Would it be possible to reproduce every entry exactly, please?
── Material supplied ──
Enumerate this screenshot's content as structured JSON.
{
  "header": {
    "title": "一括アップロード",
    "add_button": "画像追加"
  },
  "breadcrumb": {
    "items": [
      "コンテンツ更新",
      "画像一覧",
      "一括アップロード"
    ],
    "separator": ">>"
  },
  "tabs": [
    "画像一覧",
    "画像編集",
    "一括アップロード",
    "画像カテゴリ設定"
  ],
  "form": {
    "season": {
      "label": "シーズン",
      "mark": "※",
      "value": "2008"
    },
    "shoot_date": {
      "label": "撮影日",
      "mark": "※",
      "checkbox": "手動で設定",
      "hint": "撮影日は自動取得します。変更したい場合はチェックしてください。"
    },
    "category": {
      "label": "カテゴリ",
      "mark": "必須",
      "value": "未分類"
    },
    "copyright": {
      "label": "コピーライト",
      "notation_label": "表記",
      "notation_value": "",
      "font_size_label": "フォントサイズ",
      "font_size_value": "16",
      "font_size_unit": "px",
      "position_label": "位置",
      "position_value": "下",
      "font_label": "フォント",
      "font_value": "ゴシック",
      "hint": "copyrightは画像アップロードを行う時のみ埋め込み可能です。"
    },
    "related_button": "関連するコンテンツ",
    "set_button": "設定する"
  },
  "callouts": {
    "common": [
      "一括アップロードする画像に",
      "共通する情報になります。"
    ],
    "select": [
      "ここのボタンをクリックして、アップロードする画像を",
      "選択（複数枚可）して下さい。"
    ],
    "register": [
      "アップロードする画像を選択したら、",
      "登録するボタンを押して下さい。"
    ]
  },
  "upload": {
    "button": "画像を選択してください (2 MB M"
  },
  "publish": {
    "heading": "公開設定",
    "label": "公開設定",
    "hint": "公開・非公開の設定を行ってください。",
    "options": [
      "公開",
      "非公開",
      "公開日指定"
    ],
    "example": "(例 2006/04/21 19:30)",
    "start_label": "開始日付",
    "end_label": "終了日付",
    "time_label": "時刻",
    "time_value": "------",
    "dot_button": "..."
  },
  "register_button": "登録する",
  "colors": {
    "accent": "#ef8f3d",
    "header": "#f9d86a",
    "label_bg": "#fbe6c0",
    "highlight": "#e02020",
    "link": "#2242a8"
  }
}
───
## Finished task:
Enumerate this screenshot's content as structured JSON.
{
  "header": {
    "title": "一括アップロード",
    "add_button": "画像追加"
  },
  "breadcrumb": {
    "items": [
      "コンテンツ更新",
      "画像一覧",
      "一括アップロード"
    ],
    "separator": ">>"
  },
  "tabs": [
    "画像一覧",
    "画像編集",
    "一括アップロード",
    "画像カテゴリ設定"
  ],
  "form": {
    "season": {
      "label": "シーズン",
      "mark": "※",
      "value": "2008"
    },
    "shoot_date": {
      "label": "撮影日",
      "mark": "※",
      "checkbox": "手動で設定",
      "hint": "撮影日は自動取得します。変更したい場合はチェックしてください。"
    },
    "category": {
      "label": "カテゴリ",
      "mark": "必須",
      "value": "未分類"
    },
    "copyright": {
      "label": "コピーライト",
      "notation_label": "表記",
      "notation_value": "",
      "font_size_label": "フォントサイズ",
      "font_size_value": "16",
      "font_size_unit": "px",
      "position_label": "位置",
      "position_value": "下",
      "font_label": "フォント",
      "font_value": "ゴシック",
      "hint": "copyrightは画像アップロードを行う時のみ埋め込み可能です。"
    },
    "related_button": "関連するコンテンツ",
    "set_button": "設定する"
  },
  "callouts": {
    "common": [
      "一括アップロードする画像に",
      "共通する情報になります。"
    ],
    "select": [
      "ここのボタンをクリックして、アップロードする画像を",
      "選択（複数枚可）して下さい。"
    ],
    "register": [
      "アップロードする画像を選択したら、",
      "登録するボタンを押して下さい。"
    ]
  },
  "upload": {
    "button": "画像を選択してください (2 MB M"
  },
  "publish": {
    "heading": "公開設定",
    "label": "公開設定",
    "hint": "公開・非公開の設定を行ってください。",
    "options": [
      "公開",
      "非公開",
      "公開日指定"
    ],
    "example": "(例 2006/04/21 19:30)",
    "start_label": "開始日付",
    "end_label": "終了日付",
    "time_label": "時刻",
    "time_value": "------",
    "dot_button": "..."
  },
  "register_button": "登録する",
  "colors": {
    "accent": "#ef8f3d",
    "header": "#f9d86a",
    "label_bg": "#fbe6c0",
    "highlight": "#e02020",
    "link": "#2242a8"
  }
}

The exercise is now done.